== Given records

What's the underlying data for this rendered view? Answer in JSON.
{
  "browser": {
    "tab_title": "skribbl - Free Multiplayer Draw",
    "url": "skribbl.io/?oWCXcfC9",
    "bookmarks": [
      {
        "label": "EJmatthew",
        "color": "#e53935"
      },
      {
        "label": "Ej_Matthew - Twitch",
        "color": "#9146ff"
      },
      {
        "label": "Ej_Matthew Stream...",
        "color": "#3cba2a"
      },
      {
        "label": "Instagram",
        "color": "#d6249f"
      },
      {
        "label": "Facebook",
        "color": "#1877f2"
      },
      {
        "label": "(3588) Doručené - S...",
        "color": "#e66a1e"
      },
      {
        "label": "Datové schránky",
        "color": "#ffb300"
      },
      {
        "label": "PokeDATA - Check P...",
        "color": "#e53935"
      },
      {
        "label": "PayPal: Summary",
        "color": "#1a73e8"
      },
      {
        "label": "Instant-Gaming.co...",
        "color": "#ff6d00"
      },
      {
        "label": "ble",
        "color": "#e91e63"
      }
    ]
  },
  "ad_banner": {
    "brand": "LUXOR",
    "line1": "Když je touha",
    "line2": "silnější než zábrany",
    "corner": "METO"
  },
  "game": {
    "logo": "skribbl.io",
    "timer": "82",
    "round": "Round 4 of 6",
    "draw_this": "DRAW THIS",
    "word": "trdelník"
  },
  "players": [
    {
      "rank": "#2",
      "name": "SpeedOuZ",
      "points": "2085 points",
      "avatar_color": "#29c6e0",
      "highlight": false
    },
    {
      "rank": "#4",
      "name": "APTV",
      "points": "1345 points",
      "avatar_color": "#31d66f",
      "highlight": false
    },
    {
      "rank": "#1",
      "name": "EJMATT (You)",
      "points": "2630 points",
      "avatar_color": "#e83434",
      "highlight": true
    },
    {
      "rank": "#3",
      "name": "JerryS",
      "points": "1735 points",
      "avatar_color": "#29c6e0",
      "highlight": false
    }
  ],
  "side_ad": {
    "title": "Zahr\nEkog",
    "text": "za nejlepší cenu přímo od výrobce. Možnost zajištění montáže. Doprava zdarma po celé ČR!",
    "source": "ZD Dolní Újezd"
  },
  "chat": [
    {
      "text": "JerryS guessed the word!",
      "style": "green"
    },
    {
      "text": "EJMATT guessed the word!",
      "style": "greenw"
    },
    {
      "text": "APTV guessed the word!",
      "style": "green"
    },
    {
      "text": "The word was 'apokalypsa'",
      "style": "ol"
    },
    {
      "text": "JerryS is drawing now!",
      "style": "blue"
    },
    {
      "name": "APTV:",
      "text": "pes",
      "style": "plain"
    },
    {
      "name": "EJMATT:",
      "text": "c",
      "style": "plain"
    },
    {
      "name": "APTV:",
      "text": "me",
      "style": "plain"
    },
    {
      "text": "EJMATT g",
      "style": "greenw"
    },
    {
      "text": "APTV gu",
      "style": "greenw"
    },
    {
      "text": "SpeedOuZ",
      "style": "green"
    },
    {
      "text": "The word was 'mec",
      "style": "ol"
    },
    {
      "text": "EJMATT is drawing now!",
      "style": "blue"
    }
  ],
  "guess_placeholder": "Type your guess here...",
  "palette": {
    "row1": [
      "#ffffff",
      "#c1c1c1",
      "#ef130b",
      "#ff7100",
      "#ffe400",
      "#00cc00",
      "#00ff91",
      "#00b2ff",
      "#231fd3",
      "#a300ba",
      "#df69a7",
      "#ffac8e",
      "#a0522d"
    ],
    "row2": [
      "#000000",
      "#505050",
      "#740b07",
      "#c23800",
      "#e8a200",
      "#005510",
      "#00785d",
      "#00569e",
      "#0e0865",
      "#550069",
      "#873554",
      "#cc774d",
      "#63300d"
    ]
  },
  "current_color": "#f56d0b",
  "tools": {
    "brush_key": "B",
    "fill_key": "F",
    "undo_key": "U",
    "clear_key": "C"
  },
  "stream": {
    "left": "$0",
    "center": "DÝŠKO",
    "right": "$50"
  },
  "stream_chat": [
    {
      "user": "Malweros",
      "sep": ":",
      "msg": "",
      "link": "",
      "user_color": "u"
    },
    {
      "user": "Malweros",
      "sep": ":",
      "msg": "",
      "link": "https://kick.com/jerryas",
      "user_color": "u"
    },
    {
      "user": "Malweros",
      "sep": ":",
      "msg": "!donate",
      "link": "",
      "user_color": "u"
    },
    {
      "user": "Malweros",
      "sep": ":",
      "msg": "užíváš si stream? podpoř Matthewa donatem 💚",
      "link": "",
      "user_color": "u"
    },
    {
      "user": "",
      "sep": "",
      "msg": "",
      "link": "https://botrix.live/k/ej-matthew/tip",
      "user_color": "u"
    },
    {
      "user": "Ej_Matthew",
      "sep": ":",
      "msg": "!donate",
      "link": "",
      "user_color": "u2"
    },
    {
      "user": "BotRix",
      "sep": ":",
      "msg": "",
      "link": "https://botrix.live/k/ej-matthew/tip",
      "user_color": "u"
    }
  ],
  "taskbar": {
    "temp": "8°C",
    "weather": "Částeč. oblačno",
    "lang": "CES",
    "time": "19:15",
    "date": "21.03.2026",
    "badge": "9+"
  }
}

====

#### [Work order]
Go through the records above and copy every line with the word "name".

#### [Output below]
      "name": "SpeedOuZ",
      "name": "APTV",
      "name": "EJMATT (You)",
      "name": "JerryS",
      "name": "APTV:",
      "name": "EJMATT:",
      "name": "APTV:",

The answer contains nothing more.